■ TASK TO CARRY OUT:
Look through the data and write out every line with the word "Asignación" in it.

┌─ STUDY MATERIAL

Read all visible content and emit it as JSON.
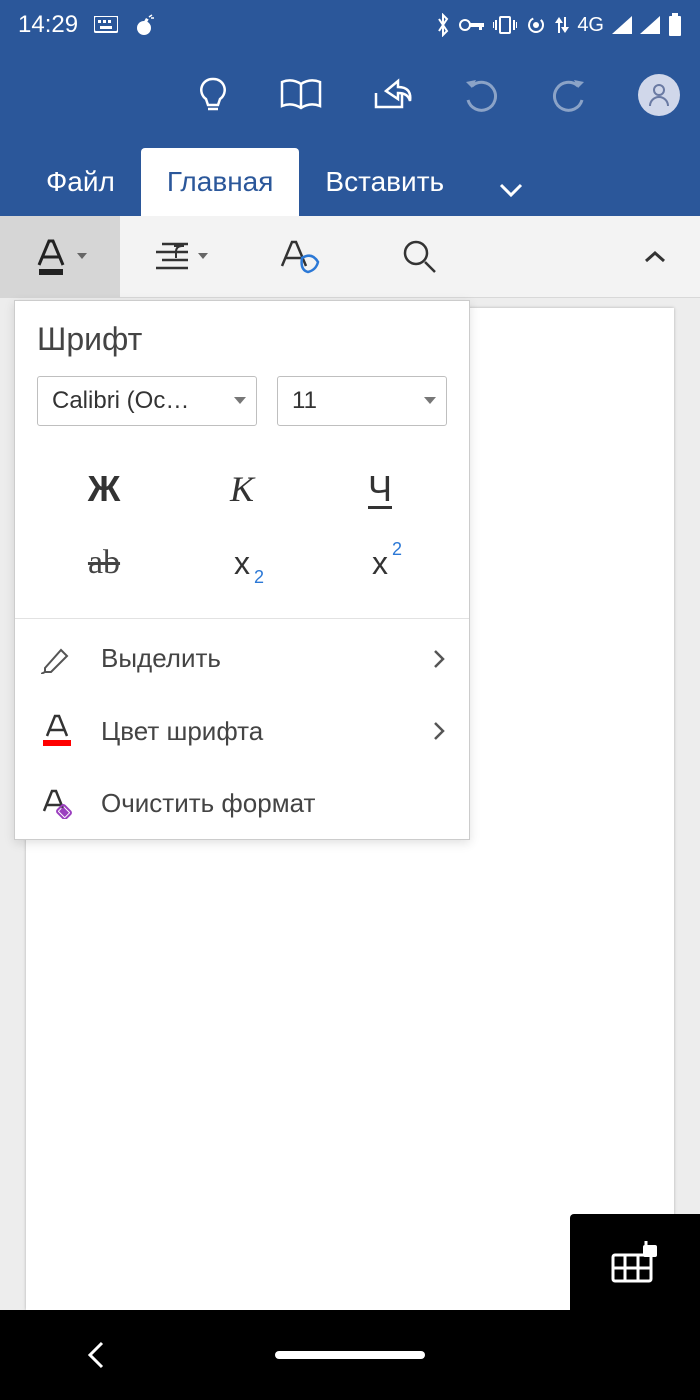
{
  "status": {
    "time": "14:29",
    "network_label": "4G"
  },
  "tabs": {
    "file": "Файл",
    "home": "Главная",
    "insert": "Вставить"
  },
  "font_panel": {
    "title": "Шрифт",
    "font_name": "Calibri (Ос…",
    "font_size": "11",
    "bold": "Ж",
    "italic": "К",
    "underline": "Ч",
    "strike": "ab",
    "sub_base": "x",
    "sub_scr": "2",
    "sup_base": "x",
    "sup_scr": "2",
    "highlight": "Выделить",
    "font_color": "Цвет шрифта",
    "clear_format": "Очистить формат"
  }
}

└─
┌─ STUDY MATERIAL

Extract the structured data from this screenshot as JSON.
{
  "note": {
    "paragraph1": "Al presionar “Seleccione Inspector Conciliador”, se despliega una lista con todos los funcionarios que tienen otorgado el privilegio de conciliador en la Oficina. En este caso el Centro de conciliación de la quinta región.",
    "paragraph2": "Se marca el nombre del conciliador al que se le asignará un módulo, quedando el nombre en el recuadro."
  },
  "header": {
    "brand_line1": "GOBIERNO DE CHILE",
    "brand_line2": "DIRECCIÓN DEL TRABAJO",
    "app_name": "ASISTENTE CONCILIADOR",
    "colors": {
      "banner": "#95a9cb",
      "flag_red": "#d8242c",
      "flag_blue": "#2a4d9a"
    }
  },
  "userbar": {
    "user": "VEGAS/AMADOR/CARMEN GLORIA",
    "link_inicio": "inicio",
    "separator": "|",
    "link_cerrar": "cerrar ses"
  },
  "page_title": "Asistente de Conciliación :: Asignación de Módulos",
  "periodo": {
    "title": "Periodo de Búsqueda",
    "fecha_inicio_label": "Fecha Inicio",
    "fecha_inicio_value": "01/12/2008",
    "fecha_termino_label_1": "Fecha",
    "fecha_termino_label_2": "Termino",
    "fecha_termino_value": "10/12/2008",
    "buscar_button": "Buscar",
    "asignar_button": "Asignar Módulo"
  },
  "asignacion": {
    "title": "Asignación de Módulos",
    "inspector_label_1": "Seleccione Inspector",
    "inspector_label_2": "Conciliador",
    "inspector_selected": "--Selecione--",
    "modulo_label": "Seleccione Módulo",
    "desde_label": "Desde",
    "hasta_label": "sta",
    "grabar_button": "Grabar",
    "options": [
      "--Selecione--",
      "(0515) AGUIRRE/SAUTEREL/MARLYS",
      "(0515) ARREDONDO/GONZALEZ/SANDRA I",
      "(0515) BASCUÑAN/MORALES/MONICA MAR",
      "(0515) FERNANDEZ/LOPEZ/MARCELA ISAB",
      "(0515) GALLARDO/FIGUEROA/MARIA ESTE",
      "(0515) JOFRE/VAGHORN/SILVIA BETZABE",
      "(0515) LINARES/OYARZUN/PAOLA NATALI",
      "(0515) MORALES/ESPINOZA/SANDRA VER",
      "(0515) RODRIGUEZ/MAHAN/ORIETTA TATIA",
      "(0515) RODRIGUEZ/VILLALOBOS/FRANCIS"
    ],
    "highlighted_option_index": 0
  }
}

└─

■ SOLUTION TO THIS TASK:
  "page_title": "Asistente de Conciliación :: Asignación de Módulos",
    "title": "Asignación de Módulos",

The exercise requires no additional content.